The Pakistani Taliban claimed responsibility for the attack, saying it was a response to the Pakistani army’s actions against their positions in tribal areas straddling Pakistan’s border with Afghanistan.
The suicide bombing took place in a car park on the Pakistani side at least 500 meters from the border with India. No Indian troops were hurt in the attack.
“I was sitting in my office near the border when I heard the blast. I rushed to the scene and saw scattered bodies, injured men, women and children and smashed cars,” a Pakistani intelligence source told Reuters.
Pakistani police said they were investigating the attack and a doctor said up to 70 people had been wounded.

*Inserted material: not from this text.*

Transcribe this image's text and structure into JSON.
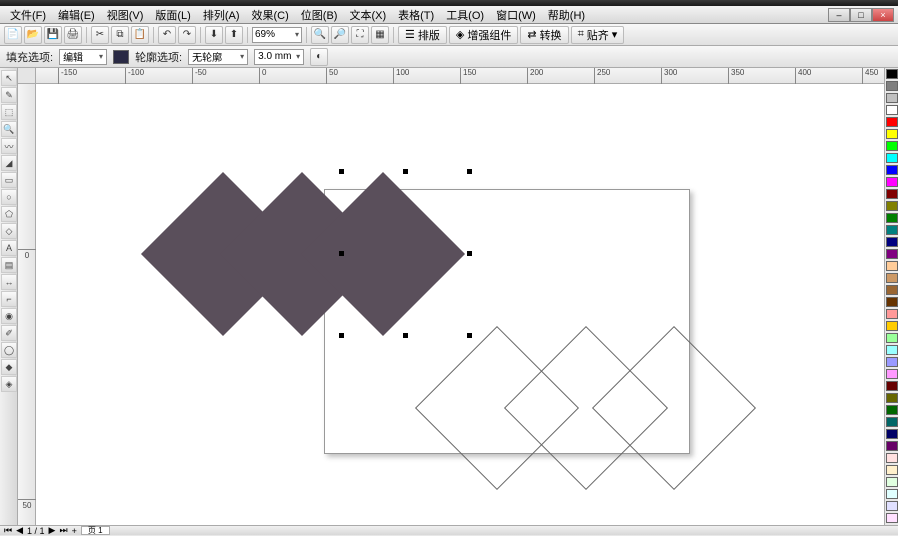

“The death toll increased to 45,” the provincial police chief in the Pakistani city of Lahore told Reuters.
Hundreds of people visit the Wagah border crossing near the Pakistani city of Lahore every day to witness the flags of both countries being lowered just before sunset.
India and Pakistan have fought three wars and remain locked in a bitter conflict over the region of Kashmir, which both sides claim.
India accuses Pakistan of sponsoring jihadist groups in the region and encouraging them to make inroads into Indian territory to stage attacks against Indian forces, a charge Pakistan denies.
But the Taliban claim of responsibility suggested the suicide bombing had nothing to do with India.
“We claim the Lahore suicide attack,” said a senior Pakistan Taliban commander, Gilamn Mehsud.
Ashok Kumar, inspector general of India’s Border Security Force guarding Wagah, said the blast had taken place at around 6:15pm local time.
“Our side is safe. We are alert, have increased our security, we are in constant touch with district officials and state police,” he said.
Any explosion on the India-Pakistan border is far more serious than a similar event on the Pakistan-Afghan border, another Indian security official said. He said there had not been any major attack in Pakistani Punjab in recent months.
Writing by Maria Golovnina, additional reporting Frank Jack Daniel in New Delhi; Editing by Gareth Jones